I’ll just review this course by itself. It was the only round I played over the weekend while staying up in Modesto, with full golf days on Friday and Monday to bookend the trip.
I had a chance to get out for a quick round on late Sunday afternoon. From Modesto, Micke Grove Golf Links in Lodi was the next-closest public course I could play (not counting Rancho Del Rey, which I already had set for Monday morning). I looked at their online tee times and saw very cheap rates. It was only $15 in the afternoon and then that went down to a measly $10 at 4:00.
I booked the 4:00 time. It was well over 100 degrees out at this time of day, so I did not expect the course to be crowded. It wasn’t packed, but there were a lot more players out than I anticipated. A lot of singles, twosomes and threesomes heading out. They seemed reluctant to let me out early, even though I offered to pay the extra $5 if needed and saw plenty of openings. Eventually, I noticed a single waiting on the first tee and asked the pro shop guy if I could join him. He said okay and off I went around 3:40. This was huge because there seemed to be a rather large rush of people checking in for after 4:00 when the rates went down.
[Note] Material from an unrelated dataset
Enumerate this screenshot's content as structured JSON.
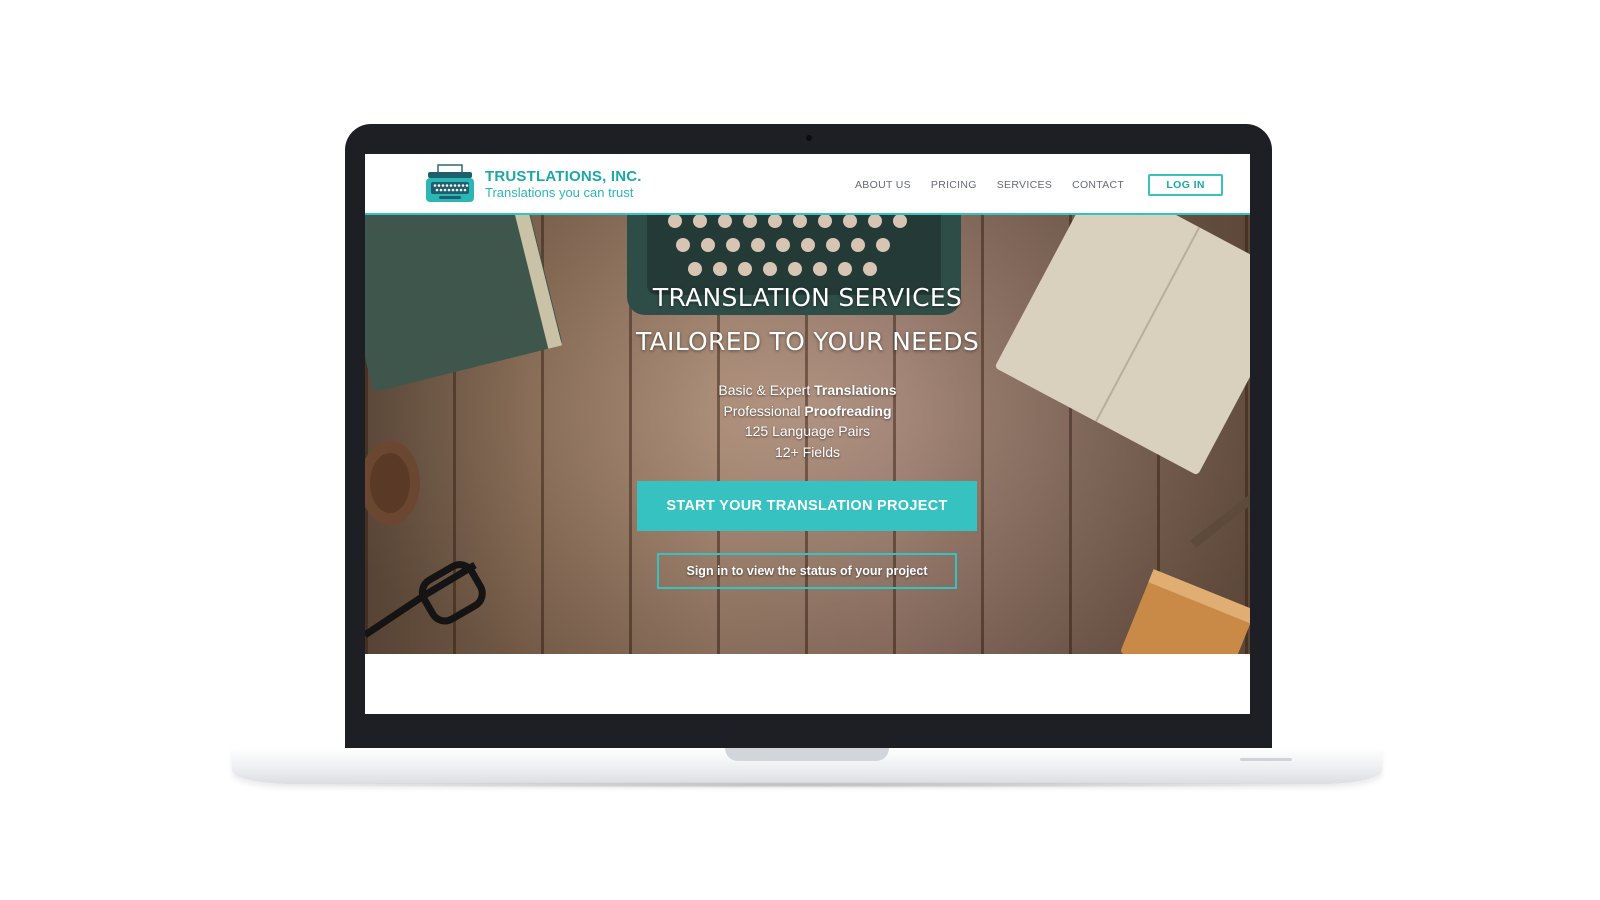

We played through a couple groups on the front nine and followed behind another twosome for most of the back for a sub-three-hour pace.
From what I saw driving in, past pictures/reviews I’ve viewed online and the first couple holes, it seemed this was going to be a rather basic course. On the first hole, I had thoughts of Woodley Lakes. The landscape here is definitely flat and open. However, the course did get more and more interesting as we played. Small water hazards that weren’t very much in play slowly turned into bigger water hazards that forced some rather demanding tee and approach shots.
Toward the end of the round, I looked at the hole drawings on the card more closely and saw that there’s water in play on all but a few holes.
Despite the amount of water hazards at Micke Grove, there is still a lot of room to work with on most holes. You can generally give the water a pretty wide berth. There are a few holes like the 9th where hazards sit on both sides of the fairway to create pretty narrow tee shots.
There were a couple nice par-3s on the course, including the 5th and 13th holes. They both play over water and have nice looks. Otherwise, a lot of this course will kind of blend together. It was ultimately more challenging and interesting than I expected given the flat terrain, but still nothing that exciting.
The course was in decent condition. The tee boxes were generally fine. The fairways were pretty good. Some thin and firm sections here and there, but I mostly had nice lies to hit from. The rough was a bit less consistent, but decent overall. The greens were firm-ish, yet receptive and rolling pretty well at medium speeds. The only real complaint was the bunkers. They were atrocious. Just hardpan and pretty neglected.
I will say Micke Grove was well worth the $10 I paid, and as a low-end course it’s pretty decent. Conditions were better than we typically have on similar level courses in Southern California and the rates are definitely more appealing here. It’s a solid enough locals’ course, and that’s all it needs to be.
Some pictures from Micke Grove Golf Links (6/26/16):